In this ancient creation story that I love, the universe begins with a voice that calls order into the chaos; a voice that undoes the darkness calling out ‘let there be light’ and the light shines in the darkness and the darkness would not overcome it.
Walter Brueggemann writes that in Genesis 1, “God and God’s creation are bound together by the powerful, gracious movement of God towards that creation… and the binding is irreversible. God has decided it… and the mode of that binding is speech.”
Maybe you already know the binding power of speech, having been offered a job, or received a phone call on your admittance to university, or conducted important business face-to-face; a word and a handshake become the most solid of contracts.
Or, conversely, maybe you have experienced the diluted power of speech in our country, where we are overloaded with sound bites and exist in a culture of it’s-gotta-be-in-writing-before-it-can-be-believed.
But, in an oral culture like the ancient near east, out of which our scriptures come, in this my-word-is-my-deed kind of culture, the power of speech is irreplaceable. It binds together, creates covenant, makes meaning, is legally binding and profoundly life changing. It is in the chaos that God binds us together with a word, untangles us and makes promises to us – that more life might come.
And so, my pastoral identity is formed by the formless tohu-va-vohu, for that is where God speaks.
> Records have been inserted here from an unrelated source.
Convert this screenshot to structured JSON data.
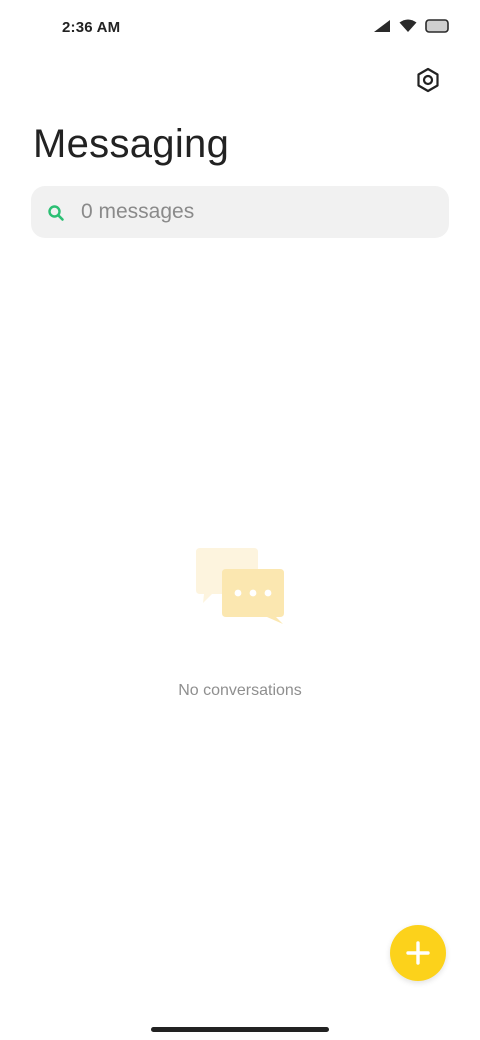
{
  "status_bar": {
    "time": "2:36 AM",
    "icons": [
      "signal-icon",
      "wifi-icon",
      "battery-icon"
    ]
  },
  "header": {
    "title": "Messaging",
    "settings_icon": "settings-icon"
  },
  "search": {
    "placeholder": "0 messages",
    "icon": "search-icon"
  },
  "empty_state": {
    "icon": "conversations-icon",
    "text": "No conversations"
  },
  "fab": {
    "icon": "plus-icon"
  },
  "colors": {
    "accent": "#fcd21b",
    "search_icon": "#2bbf73",
    "search_background": "#f1f1f1",
    "illustration": "#fbe7b0"
  }
}
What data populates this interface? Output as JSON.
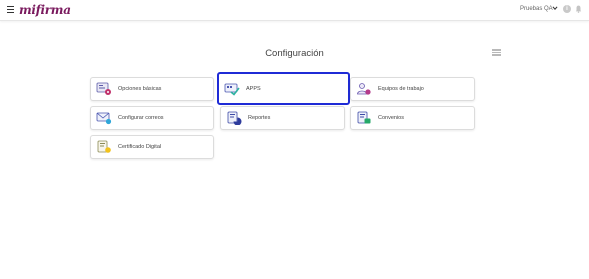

Katie Snipes Lancaster was dedicated at her grandmother’s the Disciples of Christ congregation in Crawfordsville, Indiana, baptized in the United Church of Christ in Midland, Michigan, and confirmed and ordained in the Presbyterian Church USA in Indianapolis. She quickly identified with the ecumenical roots of Kenilworth Union Church, a congregation in Chicago’s northern suburbs, where she serves as pastor. Alongside parish ministry, she is an aspiring bee keeper, soon-to-be mandolin player and avid follower of YouTube’s VlogBrothers, SciShow and CrashCourse.